  4. Beth K on the 19th September

    Awesome post, thanks! I have been struggling to find my “passion” for a long time, partially because I’m too worried about what “others” think, and partially because there isn’t a specific job description for the kind of work I’m interested in, it is encompassed in several career fields. I’d be interested in seeing a blog post as sort of a follow up to this; different ways to turn your passion into a job (start your own business, how to research companies in your dream field, etc.).


  5. How To Focus on the 22nd September

    Also, try talking over these things with a close friend or family member. They can give you feedback and ask you questions that can further direct your action. Maybe you think that you would like to start a non-profit. They can give you more ideas and help you generate direction simply by asking you questions about what kind of people you want to work with, how you will advertise, etc.

  6. Dr Amit Nagpal on the 23rd October

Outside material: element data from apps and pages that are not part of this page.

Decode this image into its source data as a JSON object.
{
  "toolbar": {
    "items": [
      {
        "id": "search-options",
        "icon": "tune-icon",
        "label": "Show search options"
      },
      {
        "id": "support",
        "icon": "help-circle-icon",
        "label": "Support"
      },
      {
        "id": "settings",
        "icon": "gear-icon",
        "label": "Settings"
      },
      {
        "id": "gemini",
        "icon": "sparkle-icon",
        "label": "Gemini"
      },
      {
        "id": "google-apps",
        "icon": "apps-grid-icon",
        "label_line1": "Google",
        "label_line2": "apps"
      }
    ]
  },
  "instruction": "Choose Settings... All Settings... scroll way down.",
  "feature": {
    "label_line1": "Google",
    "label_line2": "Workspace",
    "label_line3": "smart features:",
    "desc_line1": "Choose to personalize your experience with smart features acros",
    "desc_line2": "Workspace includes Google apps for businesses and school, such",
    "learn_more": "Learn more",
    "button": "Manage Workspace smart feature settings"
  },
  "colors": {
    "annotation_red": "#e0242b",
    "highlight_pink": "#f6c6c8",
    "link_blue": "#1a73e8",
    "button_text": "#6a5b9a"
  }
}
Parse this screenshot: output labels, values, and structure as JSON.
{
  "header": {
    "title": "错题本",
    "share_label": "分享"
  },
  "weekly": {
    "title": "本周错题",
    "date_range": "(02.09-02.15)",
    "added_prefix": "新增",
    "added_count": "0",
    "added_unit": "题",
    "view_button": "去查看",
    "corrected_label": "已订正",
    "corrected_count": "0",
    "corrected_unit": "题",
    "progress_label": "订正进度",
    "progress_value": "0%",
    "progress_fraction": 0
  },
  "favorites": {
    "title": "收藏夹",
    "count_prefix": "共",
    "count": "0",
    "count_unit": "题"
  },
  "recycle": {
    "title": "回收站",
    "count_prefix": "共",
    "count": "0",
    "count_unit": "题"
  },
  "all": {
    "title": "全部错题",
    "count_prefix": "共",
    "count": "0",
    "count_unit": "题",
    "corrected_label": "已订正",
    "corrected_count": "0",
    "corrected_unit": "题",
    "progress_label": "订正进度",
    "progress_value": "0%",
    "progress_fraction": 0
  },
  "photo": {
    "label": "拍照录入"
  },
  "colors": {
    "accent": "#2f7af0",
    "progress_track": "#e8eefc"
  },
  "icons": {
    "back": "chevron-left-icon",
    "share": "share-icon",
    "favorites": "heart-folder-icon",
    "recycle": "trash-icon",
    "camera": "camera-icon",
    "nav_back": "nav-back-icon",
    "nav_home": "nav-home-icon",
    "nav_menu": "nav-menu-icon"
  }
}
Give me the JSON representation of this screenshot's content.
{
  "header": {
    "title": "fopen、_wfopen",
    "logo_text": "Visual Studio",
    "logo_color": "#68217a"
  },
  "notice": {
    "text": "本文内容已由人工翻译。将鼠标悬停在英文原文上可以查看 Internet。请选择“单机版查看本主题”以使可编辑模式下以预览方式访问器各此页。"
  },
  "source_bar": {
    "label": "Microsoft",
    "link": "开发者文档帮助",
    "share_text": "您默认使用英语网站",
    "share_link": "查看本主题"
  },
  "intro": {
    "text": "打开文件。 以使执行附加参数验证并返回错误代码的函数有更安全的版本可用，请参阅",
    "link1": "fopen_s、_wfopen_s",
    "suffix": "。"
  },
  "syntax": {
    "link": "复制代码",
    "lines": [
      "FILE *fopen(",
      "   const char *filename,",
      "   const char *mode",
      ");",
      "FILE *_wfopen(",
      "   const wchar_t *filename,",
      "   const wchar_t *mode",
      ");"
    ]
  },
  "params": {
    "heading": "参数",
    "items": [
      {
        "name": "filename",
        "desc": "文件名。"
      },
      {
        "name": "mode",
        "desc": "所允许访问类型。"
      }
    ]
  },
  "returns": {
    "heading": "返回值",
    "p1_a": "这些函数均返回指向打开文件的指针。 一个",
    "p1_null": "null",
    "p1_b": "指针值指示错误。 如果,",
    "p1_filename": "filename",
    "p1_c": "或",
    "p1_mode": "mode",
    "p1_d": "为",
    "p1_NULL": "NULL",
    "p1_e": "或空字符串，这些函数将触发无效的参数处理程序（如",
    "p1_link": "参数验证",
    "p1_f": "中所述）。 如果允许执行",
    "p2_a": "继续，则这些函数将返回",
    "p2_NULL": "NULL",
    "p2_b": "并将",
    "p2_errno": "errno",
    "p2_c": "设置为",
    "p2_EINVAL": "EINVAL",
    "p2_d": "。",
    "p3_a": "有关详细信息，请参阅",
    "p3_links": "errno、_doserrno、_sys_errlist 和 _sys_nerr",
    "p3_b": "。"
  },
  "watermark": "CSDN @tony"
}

    Nice post Rajiv. For those who have discovered their passion life is a reward, for those who are running the rat race, life is a punishment. Here is my story:-

  7. Abeesh Thomas on the 7th November

    Here is my blog about how I discovered my calling

  8. Shamim on the 22nd January

    I have been searching for my true calling for months, everyone in my family wants me to become a nurse because i will be able to find a job, and i really don’t like it. I am really torn on what career i should purse.

Add a Comment